● To do:
Please repeat the records below exactly, skipping any pictures.
----------------
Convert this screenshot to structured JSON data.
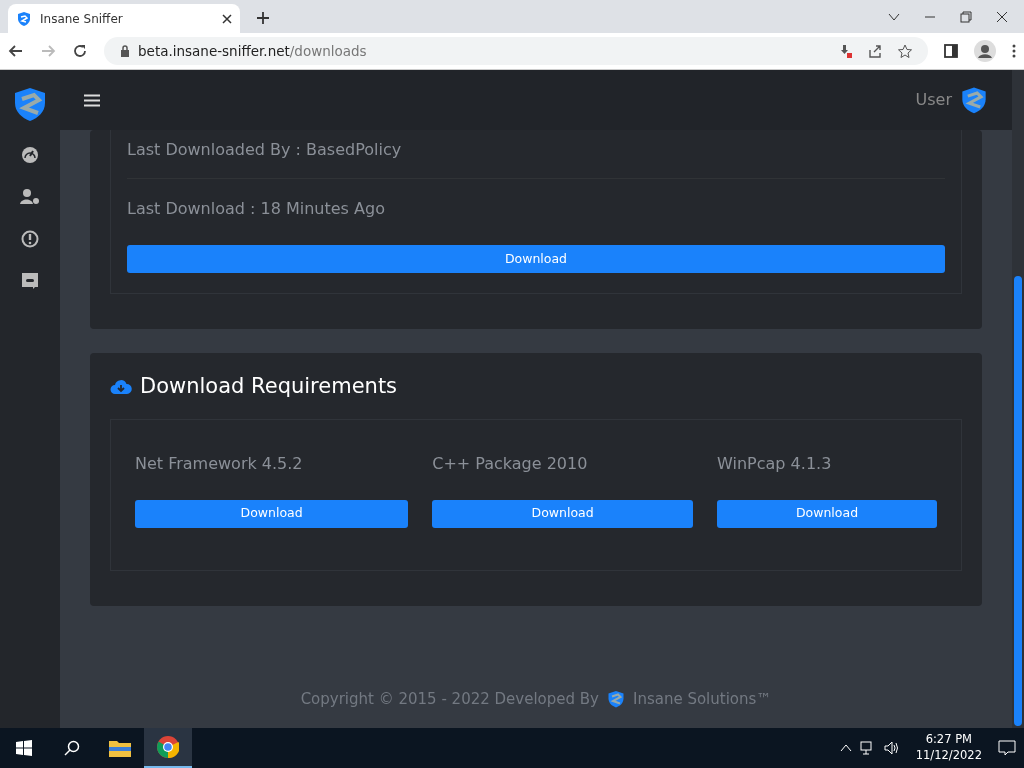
{
  "browser": {
    "tab_title": "Insane Sniffer",
    "url_host": "beta.insane-sniffer.net",
    "url_path": "/downloads"
  },
  "header": {
    "user_label": "User"
  },
  "latest": {
    "downloaded_by": "Last Downloaded By : BasedPolicy",
    "last_download": "Last Download : 18 Minutes Ago",
    "button": "Download"
  },
  "requirements": {
    "title": "Download Requirements",
    "items": [
      {
        "name": "Net Framework 4.5.2",
        "button": "Download"
      },
      {
        "name": "C++ Package 2010",
        "button": "Download"
      },
      {
        "name": "WinPcap 4.1.3",
        "button": "Download"
      }
    ]
  },
  "footer": {
    "text": "Copyright © 2015 - 2022 Developed By",
    "brand": "Insane Solutions™"
  },
  "taskbar": {
    "time": "6:27 PM",
    "date": "11/12/2022"
  }
}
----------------
● Expected output:
Convert this screenshot to structured JSON data.
{
  "browser": {
    "tab_title": "Insane Sniffer",
    "url_host": "beta.insane-sniffer.net",
    "url_path": "/downloads"
  },
  "header": {
    "user_label": "User"
  },
  "latest": {
    "downloaded_by": "Last Downloaded By : BasedPolicy",
    "last_download": "Last Download : 18 Minutes Ago",
    "button": "Download"
  },
  "requirements": {
    "title": "Download Requirements",
    "items": [
      {
        "name": "Net Framework 4.5.2",
        "button": "Download"
      },
      {
        "name": "C++ Package 2010",
        "button": "Download"
      },
      {
        "name": "WinPcap 4.1.3",
        "button": "Download"
      }
    ]
  },
  "footer": {
    "text": "Copyright © 2015 - 2022 Developed By",
    "brand": "Insane Solutions™"
  },
  "taskbar": {
    "time": "6:27 PM",
    "date": "11/12/2022"
  }
}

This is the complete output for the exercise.